Your credit history can powerfully affect how much your car insurance can cost. It might be worth asking the person who is running your car insurance if this is adversely affecting your quote. Shop around to find a company who don’t add as much leverage to credit history.
Things you can change…
If you buy a cheap run around with excellent fuel consumption, it will cost less to insure than a high performance, modified speed machine. The reason? You’re less likely to have an accident and, if you do, repair costs incurred by your insurance company will be less. You’ll also need to know which Insurance Group your car fits into. Groups range from 1-50, 1 being cheapest.
When you obtain a car insurance quote, you will be asked to project your annual distance.
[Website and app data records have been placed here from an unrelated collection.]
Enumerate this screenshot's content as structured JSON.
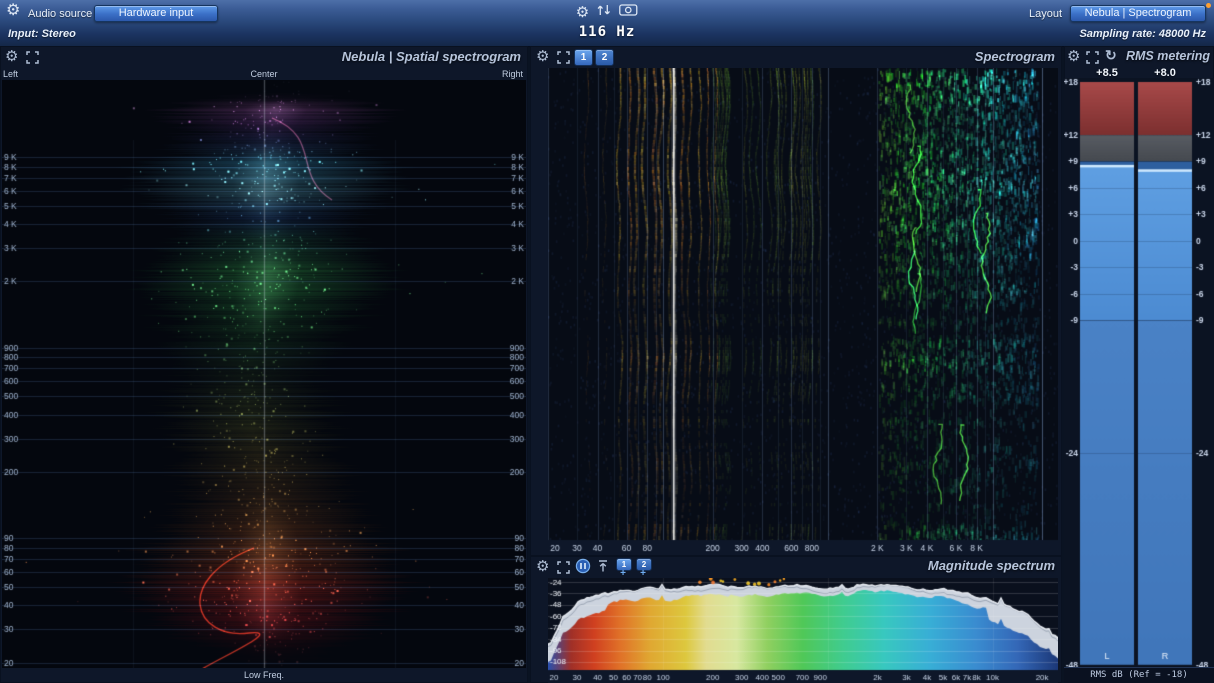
{
  "topbar": {
    "audio_source_label": "Audio source",
    "hardware_input_button": "Hardware input",
    "input_info": "Input: Stereo",
    "freq_readout": "116 Hz",
    "layout_label": "Layout",
    "layout_preset_button": "Nebula | Spectrogram",
    "sampling_rate": "Sampling rate: 48000 Hz"
  },
  "spatial_panel": {
    "title": "Nebula | Spatial spectrogram",
    "axis_left": "Left",
    "axis_center": "Center",
    "axis_right": "Right",
    "axis_bottom": "Low Freq.",
    "freq_ticks": [
      {
        "f": 9000,
        "label": "9 K"
      },
      {
        "f": 8000,
        "label": "8 K"
      },
      {
        "f": 7000,
        "label": "7 K"
      },
      {
        "f": 6000,
        "label": "6 K"
      },
      {
        "f": 5000,
        "label": "5 K"
      },
      {
        "f": 4000,
        "label": "4 K"
      },
      {
        "f": 3000,
        "label": "3 K"
      },
      {
        "f": 2000,
        "label": "2 K"
      },
      {
        "f": 900,
        "label": "900"
      },
      {
        "f": 800,
        "label": "800"
      },
      {
        "f": 700,
        "label": "700"
      },
      {
        "f": 600,
        "label": "600"
      },
      {
        "f": 500,
        "label": "500"
      },
      {
        "f": 400,
        "label": "400"
      },
      {
        "f": 300,
        "label": "300"
      },
      {
        "f": 200,
        "label": "200"
      },
      {
        "f": 90,
        "label": "90"
      },
      {
        "f": 80,
        "label": "80"
      },
      {
        "f": 70,
        "label": "70"
      },
      {
        "f": 60,
        "label": "60"
      },
      {
        "f": 50,
        "label": "50"
      },
      {
        "f": 40,
        "label": "40"
      },
      {
        "f": 30,
        "label": "30"
      },
      {
        "f": 20,
        "label": "20"
      }
    ]
  },
  "spectrogram_panel": {
    "title": "Spectrogram",
    "preset_buttons": [
      "1",
      "2"
    ],
    "marker_freq_hz": 116,
    "x_ticks": [
      {
        "f": 20,
        "label": "20"
      },
      {
        "f": 30,
        "label": "30"
      },
      {
        "f": 40,
        "label": "40"
      },
      {
        "f": 60,
        "label": "60"
      },
      {
        "f": 80,
        "label": "80"
      },
      {
        "f": 200,
        "label": "200"
      },
      {
        "f": 300,
        "label": "300"
      },
      {
        "f": 400,
        "label": "400"
      },
      {
        "f": 600,
        "label": "600"
      },
      {
        "f": 800,
        "label": "800"
      },
      {
        "f": 2000,
        "label": "2 K"
      },
      {
        "f": 3000,
        "label": "3 K"
      },
      {
        "f": 4000,
        "label": "4 K"
      },
      {
        "f": 6000,
        "label": "6 K"
      },
      {
        "f": 8000,
        "label": "8 K"
      }
    ]
  },
  "magnitude_panel": {
    "title": "Magnitude spectrum",
    "preset_buttons": [
      "1",
      "2"
    ],
    "y_ticks": [
      {
        "db": -24,
        "label": "-24"
      },
      {
        "db": -36,
        "label": "-36"
      },
      {
        "db": -48,
        "label": "-48"
      },
      {
        "db": -60,
        "label": "-60"
      },
      {
        "db": -72,
        "label": "-72"
      },
      {
        "db": -84,
        "label": "-84"
      },
      {
        "db": -96,
        "label": "-96"
      },
      {
        "db": -108,
        "label": "-108"
      }
    ],
    "x_ticks": [
      {
        "f": 20,
        "label": "20"
      },
      {
        "f": 30,
        "label": "30"
      },
      {
        "f": 40,
        "label": "40"
      },
      {
        "f": 50,
        "label": "50"
      },
      {
        "f": 60,
        "label": "60"
      },
      {
        "f": 70,
        "label": "70"
      },
      {
        "f": 80,
        "label": "80"
      },
      {
        "f": 100,
        "label": "100"
      },
      {
        "f": 200,
        "label": "200"
      },
      {
        "f": 300,
        "label": "300"
      },
      {
        "f": 400,
        "label": "400"
      },
      {
        "f": 500,
        "label": "500"
      },
      {
        "f": 700,
        "label": "700"
      },
      {
        "f": 900,
        "label": "900"
      },
      {
        "f": 2000,
        "label": "2k"
      },
      {
        "f": 3000,
        "label": "3k"
      },
      {
        "f": 4000,
        "label": "4k"
      },
      {
        "f": 5000,
        "label": "5k"
      },
      {
        "f": 6000,
        "label": "6k"
      },
      {
        "f": 7000,
        "label": "7k"
      },
      {
        "f": 8000,
        "label": "8k"
      },
      {
        "f": 10000,
        "label": "10k"
      },
      {
        "f": 20000,
        "label": "20k"
      }
    ]
  },
  "rms_panel": {
    "title": "RMS metering",
    "meters": [
      {
        "channel": "L",
        "value_db": 8.5,
        "value_label": "+8.5"
      },
      {
        "channel": "R",
        "value_db": 8.0,
        "value_label": "+8.0"
      }
    ],
    "scale_ticks": [
      {
        "db": 18,
        "label": "+18"
      },
      {
        "db": 12,
        "label": "+12"
      },
      {
        "db": 9,
        "label": "+9"
      },
      {
        "db": 6,
        "label": "+6"
      },
      {
        "db": 3,
        "label": "+3"
      },
      {
        "db": 0,
        "label": "0"
      },
      {
        "db": -3,
        "label": "-3"
      },
      {
        "db": -6,
        "label": "-6"
      },
      {
        "db": -9,
        "label": "-9"
      },
      {
        "db": -24,
        "label": "-24"
      },
      {
        "db": -48,
        "label": "-48"
      }
    ],
    "footer": "RMS dB (Ref = -18)"
  }
}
Try not to over-quote, more miles equal more money.
If you have an immobiliser or an alarm fitted to your car it is less likely to be stolen, this means your ride is a lower risk and insurance companies will reduce your costs.
Married people settle down and have less accidents so being hitched means you’ll pay less.
Car insurance is all about projecting risk. If you’re a delivery driver who uses their car every day as part of your job, it’s different from working from home. The delivery driver would pay higher costs. Think about how far you actually travel and when.
There are three types of car insurance: 1) Third Party Only, 2) Third Party, Fire and Theft, 3) Comprehensive.
Third Party Only does not cover any damage to your car. It covers damage you do to another vehicle. This is the cheapest form of insurance and best for old cars. Next most expensive is Third Party, Fire and Theft which means you’ll be able to claim damage to another car (The Third Party) get a payout if your car burns out or is stolen. Comprehensive is (usually) the most expensive and covers damage to your car and damage to other cars. If, for example, you reverse park into a bollard, you’ll be able to claim repair costs on your insurance as well as all of the above.
Check your policy – some insurers include windscreen cover, legal expenses, courtesy cars and breakdown – you might not need these and be covered elsewhere.
You might be able to save some monthly repayments by adding what’s called an ‘excess’ to your policy. If your excess is £100, you’ll pay the first £100 of any claim and your insurance company the rest. This often reduces your monthly outlay.
It is often cheaper for you to pay the whole of your car insurance up front instead of each month. If you pay in monthly instalments you will generally incur extra interest costs, if you can afford it may be better to pay the whole amount in one go.
Quite a recent addition to the insurance mix, the installation of a ‘telematic black box’ records how, when and where you drive. This approach can save you money, if you are prepared to limit your driving distance and avoid rush hour traffic, for example. Telematics can be especially good for young drivers looking to prove their safe driving habits.
Adding an older relative to your car policy is a way for reducing costs, particularly if you’re a young driver. It statistically dilutes the chance of a young driver having an accident. What you shouldn’t do is make a named (additional) driver the main driver. This is call ‘fronting’ and is fraudulent. It could get the young and older driver in all sorts of trouble.
If you’re not insuring your car, remember to declare it SORN (Statutory off Road Notice) – this means it’s not on the road. If your car is not SORN and is being driven around you could get fined and lose your vehicle permanently.
There’s our handy trip through the world of car insurance, if you have any other questions for our experts, please do get in touch.